For the remainder of the race, Beardsley went even harder as heavy crowds lined the streets of downtown Duluth to witness the closing miles.
Beardsley's winning time of 2:09:36 remains a course record and is the benchmark most often referred to when the event arrives each year. It is clearly the defining moment in Grandma's Marathon history.
From the top of what was then the railroad overpass on Fifth Avenue West, I had a great vantage point of the action. Several memories come to mind when the local news channels show footage from that morning.
There was an electricity and buzz through downtown as the race progressed. Spectators with transistor radios relayed reports from the course about two runners who had broken from the pack. Everyone was talking about Bjorklund.
When Beardsley finally pulled away, attention turned to a possible course record as the anticipation grew with each passing minute. The crowd on the overpass became thicker as someone announced he was only a few blocks away.

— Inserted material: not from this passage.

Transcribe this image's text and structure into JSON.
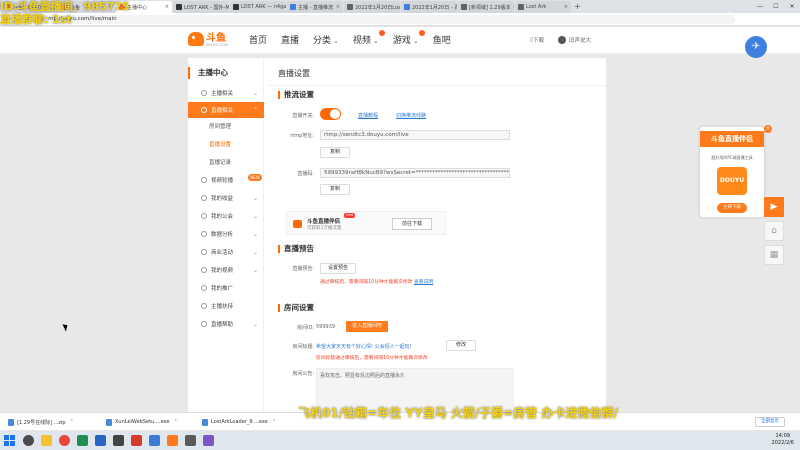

Suddenly, a loud roar went up from fans near the Radisson on Superior Street, where a herd of bicycles was turning down the avenue. In a practice long since outlawed by Grandma's officials, at least 20 cyclists were just in front of the leader.
This group of race officials and citizens rolled right in front of me, with Beardsley somewhat hidden just a few steps behind. It was quite a sight to behold, and, as the group sped downward toward the DECC, I remember being worried about a crash.
Shortly after, Bjorklund came by. Looking a bit fatigued, he still had the look of a champion as he began the final mile. His time of 2:11 would still be a world-class effort more than 25 years later.
As that excitement died down, talk began about the women's race and a potential record-setting performance. Just a short time later, New Zealand's Lorraine Moller flew by on her way to doing just that.
It's fun to look back on the early years of the race. The event, and the city, have changed in many ways since then.
The railroad overpass I referred to earlier is now above a freeway. Runners now see a giant ship permanently docked just a few hundred yards from the finish. The accompanying kids' races, 5K run, half marathon and fitness expo bring even more people to the Twin Ports.
Grandma's Marathon has made remarkable progress, yet the mission remains the same. It's perhaps the most runner-friendly race in the country, and it provides an unmatched experience for spectators as well.
Contact Dave LeGarde at email@example.com .